Human rights violations observed, despite ensuring national unity - says the US report on Sri Lanka
The US State Department, releasing the 2015 Country Reports on Human Rights Practices, stated that even though Sri Lanka has taken numerous efforts to enhance national unity, there were several instances of gross human rights violations.
The annual Country Reports on Human Rights Practices which covers internationally recognized individuals, civil, political, and worker rights, was released by the US Secretary of State John Kerry yesterday.
The report acknowledged the democratic gains made by Sri Lanka, which include, efforts such as the closure of the Omanthae military checkpoint, adopting the constitution’s 19th amendment, co-sponsoring a resolution on human rights at the UN Human Rights Council and welcoming visits by the UN special rapporteur on transitional justice , removing the ban on eight Tamil diaspora organizations and 267 individuals on the previous government’s watch list.
However, major human rights problems reported during the year were brought to light, which included harassment of civil society activists, journalists, as well as arbitrary arrest and detention, torture, rape, and other forms of sexual and gender-based violence committed by police and security forces.
The report revealed that the International Truth and Justice Project had reported 11 cases of abduction, torture, and sexual violence perpetrated by police and security forces in 2015 and also brought to light, the case of torture in Kilinochchi, following the disappearance of a three-year-old girl where the girl’s mother, father, uncle and two cousins, were allegedly assaulted and tortured by Kilinochchi police officers during their interrogation.

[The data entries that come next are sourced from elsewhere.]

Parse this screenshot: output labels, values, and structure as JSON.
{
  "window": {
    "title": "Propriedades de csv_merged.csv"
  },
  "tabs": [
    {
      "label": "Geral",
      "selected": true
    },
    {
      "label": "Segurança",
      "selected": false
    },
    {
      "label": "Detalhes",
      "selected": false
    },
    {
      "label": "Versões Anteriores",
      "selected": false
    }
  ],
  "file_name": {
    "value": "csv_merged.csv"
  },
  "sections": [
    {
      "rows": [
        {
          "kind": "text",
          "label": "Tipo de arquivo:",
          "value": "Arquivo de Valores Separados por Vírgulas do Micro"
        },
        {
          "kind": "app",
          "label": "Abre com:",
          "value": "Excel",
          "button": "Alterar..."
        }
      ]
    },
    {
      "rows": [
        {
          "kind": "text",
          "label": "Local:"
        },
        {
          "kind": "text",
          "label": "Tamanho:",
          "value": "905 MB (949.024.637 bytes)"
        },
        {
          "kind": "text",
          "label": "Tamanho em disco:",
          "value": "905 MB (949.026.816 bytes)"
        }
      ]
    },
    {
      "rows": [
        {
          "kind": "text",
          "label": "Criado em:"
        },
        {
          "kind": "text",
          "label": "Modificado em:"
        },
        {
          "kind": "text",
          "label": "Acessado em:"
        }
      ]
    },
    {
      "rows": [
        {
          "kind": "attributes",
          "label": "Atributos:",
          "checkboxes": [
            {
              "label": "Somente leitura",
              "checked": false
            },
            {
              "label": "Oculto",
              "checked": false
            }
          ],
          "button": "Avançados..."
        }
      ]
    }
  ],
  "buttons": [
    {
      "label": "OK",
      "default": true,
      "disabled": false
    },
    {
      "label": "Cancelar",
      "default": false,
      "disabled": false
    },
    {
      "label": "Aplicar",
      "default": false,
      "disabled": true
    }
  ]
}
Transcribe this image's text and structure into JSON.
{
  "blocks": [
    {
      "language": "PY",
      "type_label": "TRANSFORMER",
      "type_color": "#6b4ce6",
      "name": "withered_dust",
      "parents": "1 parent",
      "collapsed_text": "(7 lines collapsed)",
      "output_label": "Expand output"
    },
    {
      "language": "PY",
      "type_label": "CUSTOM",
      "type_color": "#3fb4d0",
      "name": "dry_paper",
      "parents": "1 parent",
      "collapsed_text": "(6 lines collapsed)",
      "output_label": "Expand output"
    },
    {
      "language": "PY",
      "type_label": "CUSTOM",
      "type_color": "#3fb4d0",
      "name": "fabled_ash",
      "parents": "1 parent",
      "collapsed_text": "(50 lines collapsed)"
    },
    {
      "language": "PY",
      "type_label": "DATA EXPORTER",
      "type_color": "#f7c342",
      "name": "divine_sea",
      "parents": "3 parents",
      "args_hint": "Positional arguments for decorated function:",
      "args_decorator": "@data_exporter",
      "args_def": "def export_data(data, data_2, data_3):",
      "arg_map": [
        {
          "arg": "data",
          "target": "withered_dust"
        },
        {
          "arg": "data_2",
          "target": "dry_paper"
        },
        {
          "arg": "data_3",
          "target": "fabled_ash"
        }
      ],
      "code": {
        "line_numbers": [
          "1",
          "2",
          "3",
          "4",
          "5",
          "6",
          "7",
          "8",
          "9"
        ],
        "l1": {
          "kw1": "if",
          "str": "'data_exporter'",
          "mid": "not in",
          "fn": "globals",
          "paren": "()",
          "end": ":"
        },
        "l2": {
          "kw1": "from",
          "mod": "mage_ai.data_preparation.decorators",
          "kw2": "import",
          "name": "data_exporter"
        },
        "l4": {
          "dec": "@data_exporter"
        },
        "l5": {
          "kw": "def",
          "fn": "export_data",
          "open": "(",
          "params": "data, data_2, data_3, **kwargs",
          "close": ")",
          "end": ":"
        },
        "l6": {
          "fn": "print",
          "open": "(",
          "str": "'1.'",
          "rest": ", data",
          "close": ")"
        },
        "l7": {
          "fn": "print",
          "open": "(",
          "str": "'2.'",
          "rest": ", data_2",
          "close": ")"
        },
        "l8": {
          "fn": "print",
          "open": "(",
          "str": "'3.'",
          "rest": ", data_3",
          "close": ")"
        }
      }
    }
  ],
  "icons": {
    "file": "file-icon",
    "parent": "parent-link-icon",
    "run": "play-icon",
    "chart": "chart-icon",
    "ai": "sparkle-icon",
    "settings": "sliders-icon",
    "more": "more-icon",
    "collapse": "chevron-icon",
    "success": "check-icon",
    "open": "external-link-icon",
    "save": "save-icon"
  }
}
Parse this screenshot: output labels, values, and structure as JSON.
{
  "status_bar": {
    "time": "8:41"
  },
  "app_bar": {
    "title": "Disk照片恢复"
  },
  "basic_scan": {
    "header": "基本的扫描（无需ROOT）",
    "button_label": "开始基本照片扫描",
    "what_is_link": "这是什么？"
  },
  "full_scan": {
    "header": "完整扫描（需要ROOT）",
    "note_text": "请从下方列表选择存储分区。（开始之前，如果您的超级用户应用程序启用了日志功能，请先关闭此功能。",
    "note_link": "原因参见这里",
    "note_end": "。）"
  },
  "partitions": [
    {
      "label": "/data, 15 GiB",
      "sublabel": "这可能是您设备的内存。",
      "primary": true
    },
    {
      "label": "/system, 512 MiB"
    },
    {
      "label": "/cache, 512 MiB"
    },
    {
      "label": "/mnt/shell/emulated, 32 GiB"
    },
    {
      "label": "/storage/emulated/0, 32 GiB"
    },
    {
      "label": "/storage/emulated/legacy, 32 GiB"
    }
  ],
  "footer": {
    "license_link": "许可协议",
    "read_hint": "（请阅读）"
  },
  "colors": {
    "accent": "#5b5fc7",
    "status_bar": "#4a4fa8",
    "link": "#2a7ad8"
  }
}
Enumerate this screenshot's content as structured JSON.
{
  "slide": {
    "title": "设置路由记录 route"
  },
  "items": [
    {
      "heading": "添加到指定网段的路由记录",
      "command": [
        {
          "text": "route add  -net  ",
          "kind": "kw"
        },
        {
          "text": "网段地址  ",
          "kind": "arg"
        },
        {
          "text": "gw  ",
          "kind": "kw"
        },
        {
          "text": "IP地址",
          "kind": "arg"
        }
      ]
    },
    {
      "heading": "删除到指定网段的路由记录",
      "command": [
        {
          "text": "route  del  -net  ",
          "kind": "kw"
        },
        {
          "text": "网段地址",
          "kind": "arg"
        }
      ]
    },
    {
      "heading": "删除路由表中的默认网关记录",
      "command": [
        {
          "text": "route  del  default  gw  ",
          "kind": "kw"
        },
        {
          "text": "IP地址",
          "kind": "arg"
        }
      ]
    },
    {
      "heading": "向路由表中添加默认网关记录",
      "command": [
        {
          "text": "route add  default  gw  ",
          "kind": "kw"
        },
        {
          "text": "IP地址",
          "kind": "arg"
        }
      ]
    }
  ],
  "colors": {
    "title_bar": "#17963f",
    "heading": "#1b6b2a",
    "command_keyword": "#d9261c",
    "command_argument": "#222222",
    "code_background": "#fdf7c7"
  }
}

Releasing the 2015 Country Reports on Human Rights Practices John Kerry stated that Sri Lanka has challenges that still need to be overcome and added that they are working closely with the country in efforts to help meet those challenges.